Do not take tranexamic acid:
  • before the start of menstruation.
  • If you are a woman >45 years of age 
  • If you are allergic to tranexamic acid or any of the ingredients of this medicine
Do not continue tranexamic acid and consult your doctor If you experience skin rashes or other serious symptoms like swelling of face, lips and throat causing breathlessness or difficulty swallowing, as this may denote allergy. 
  • Consult your  doctor if menstrual bleeding is not reduced after three menstrual cycles.
  • To be sure this medication is not causing harmful effects, your vision may need to be tested while you are using tranexamic acid. Follow your doctor's instructions.

Frequently asked questions for NEXI

Tranexamic Acid

Q. Is tranexamic acid a NSAID/steroid/a blood thinner/painkiller?
No, tranexamic acid belongs to a class of medications called antifibrinolytic, which are used to prevent the breakdown of blood clots in the body, thereby reducing bleeding. It is not an NSAID, steroid, blood thinner, or pain-killer.
Q. Is tranexamic acid an over the counter drug?
No, it is available as a prescription drug.
Q. Is tranexamic acid FDA approved?
Yes, tranexamic acid is approved by FDA, and marketed in most countries.
Q. Can I take tranexamic acid with ibuprofen/ paracetamol/ Cerazette (progesterone alone contraceptive pill)/ norethisterone/ mefanamic acid/ diclofenac/ Provera (medroxyprogesterone) /antibiotics?
Cerazette (progesterone alone contraceptive pill)/ norethisterone/ Provera (medroxyprogesterone) are contraindicated with tranexamic acid.
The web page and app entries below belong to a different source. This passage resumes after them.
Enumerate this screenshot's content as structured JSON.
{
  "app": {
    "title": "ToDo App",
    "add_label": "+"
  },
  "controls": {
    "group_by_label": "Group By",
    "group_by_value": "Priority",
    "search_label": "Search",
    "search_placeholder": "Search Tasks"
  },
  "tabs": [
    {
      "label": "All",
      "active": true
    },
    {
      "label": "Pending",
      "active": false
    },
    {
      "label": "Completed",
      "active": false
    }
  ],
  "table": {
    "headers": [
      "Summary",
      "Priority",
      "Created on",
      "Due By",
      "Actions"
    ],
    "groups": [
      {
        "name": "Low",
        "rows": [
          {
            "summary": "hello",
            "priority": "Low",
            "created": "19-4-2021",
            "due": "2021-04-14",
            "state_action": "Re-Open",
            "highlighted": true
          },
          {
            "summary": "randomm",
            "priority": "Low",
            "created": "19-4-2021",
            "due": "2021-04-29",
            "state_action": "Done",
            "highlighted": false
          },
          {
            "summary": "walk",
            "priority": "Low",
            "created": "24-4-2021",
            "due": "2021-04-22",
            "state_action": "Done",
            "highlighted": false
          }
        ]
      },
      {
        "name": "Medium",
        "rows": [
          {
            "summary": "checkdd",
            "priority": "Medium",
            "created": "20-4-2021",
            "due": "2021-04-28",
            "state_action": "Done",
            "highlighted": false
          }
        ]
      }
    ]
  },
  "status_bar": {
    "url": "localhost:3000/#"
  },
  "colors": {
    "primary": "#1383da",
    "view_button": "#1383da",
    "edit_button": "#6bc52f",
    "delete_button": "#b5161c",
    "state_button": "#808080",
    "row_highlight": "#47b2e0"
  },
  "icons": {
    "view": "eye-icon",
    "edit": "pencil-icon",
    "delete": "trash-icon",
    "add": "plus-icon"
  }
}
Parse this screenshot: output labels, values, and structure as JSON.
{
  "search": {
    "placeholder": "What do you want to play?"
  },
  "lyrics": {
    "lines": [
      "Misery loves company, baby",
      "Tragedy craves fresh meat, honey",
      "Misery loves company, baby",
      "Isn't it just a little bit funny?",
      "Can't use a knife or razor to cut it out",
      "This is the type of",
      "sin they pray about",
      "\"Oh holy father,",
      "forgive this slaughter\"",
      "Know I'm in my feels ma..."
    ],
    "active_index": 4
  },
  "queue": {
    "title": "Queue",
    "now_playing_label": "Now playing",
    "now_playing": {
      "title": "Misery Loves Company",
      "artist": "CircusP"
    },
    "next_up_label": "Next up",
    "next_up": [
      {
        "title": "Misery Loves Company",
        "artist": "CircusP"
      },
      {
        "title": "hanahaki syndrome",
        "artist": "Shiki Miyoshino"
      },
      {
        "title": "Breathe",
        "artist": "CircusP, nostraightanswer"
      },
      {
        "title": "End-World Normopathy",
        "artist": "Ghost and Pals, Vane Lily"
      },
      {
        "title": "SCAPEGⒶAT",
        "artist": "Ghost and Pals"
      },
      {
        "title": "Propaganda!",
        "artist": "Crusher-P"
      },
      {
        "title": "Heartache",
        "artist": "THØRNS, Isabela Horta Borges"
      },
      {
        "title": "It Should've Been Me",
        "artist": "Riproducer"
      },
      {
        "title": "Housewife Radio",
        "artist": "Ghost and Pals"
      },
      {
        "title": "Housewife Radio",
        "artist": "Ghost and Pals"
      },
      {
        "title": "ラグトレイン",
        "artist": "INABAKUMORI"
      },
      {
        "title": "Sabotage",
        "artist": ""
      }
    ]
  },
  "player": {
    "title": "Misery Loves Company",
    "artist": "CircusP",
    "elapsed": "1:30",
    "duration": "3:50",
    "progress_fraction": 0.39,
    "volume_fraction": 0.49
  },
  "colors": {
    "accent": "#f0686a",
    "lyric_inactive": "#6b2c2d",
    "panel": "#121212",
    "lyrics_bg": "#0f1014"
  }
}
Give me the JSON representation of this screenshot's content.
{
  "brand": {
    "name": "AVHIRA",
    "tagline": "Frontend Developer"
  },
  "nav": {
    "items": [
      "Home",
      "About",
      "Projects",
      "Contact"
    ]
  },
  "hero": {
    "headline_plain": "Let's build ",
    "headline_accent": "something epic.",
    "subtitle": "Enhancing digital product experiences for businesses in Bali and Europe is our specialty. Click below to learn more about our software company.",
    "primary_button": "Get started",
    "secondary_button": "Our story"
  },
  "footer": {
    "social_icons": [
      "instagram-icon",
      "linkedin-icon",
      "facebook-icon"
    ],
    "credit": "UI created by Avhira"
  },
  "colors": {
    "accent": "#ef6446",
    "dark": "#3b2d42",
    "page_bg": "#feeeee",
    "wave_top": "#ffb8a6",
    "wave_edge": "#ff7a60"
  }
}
No clinically observed drug interaction has been reported with paracetamol, ibuprofen or diclofenac. Please consult your doctor when using concomitantly.
Q. How long can I take Tranexamic acid?
It is advisable to take this drug only till prescribed by the doctor.
Q. Does tranexamic acid stop period/ period pain?
Tranexamic acid helps to reduce excessive bleeding during heavy menstrual cycle. It may not reduce the pain associated with periods.
Q. Does tranexamic acid affect ovulation/fertility/ heels cramp/cause a blood clot/ stop bleeding?
Tranexamic acid helps to reduce excessive bleeding during heavy menstrual cycle. It does not reduce fertility or ovulation, and is not known to cause leg cramps or, blood clot. Always follow your doctor’s advice regarding its use.


Content on this page was last updated on 16 June, 2015, by Dr. Varun Gupta (MD Pharmacology)